Prompt — Identify every line in the records below that contains the word "true", and copy each of those lines.
Dataset section start
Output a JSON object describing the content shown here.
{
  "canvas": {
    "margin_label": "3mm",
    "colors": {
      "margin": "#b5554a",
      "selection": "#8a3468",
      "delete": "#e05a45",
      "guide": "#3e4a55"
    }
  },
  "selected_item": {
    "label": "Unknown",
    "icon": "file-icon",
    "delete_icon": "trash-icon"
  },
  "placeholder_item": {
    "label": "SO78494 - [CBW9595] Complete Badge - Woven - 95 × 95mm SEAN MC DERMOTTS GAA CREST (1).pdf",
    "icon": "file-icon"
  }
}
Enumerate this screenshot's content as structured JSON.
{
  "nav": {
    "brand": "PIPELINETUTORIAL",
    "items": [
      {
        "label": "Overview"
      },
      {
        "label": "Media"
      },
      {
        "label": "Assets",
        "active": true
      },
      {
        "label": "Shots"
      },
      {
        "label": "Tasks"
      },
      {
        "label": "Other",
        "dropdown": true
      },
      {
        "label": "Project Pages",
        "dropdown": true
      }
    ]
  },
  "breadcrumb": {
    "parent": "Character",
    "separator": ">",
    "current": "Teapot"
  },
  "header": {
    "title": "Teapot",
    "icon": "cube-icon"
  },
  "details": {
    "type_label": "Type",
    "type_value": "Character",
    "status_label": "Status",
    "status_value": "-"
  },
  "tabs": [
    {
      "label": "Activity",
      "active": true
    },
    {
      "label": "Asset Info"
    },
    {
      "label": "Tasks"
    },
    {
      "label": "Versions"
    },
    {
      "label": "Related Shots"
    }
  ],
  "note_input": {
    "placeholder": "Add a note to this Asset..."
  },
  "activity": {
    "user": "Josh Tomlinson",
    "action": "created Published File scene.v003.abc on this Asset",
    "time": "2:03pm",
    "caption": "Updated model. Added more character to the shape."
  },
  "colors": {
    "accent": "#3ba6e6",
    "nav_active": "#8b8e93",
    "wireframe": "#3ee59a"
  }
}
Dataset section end
Written response —
        "active": true
        "dropdown": true
        "dropdown": true
      "active": true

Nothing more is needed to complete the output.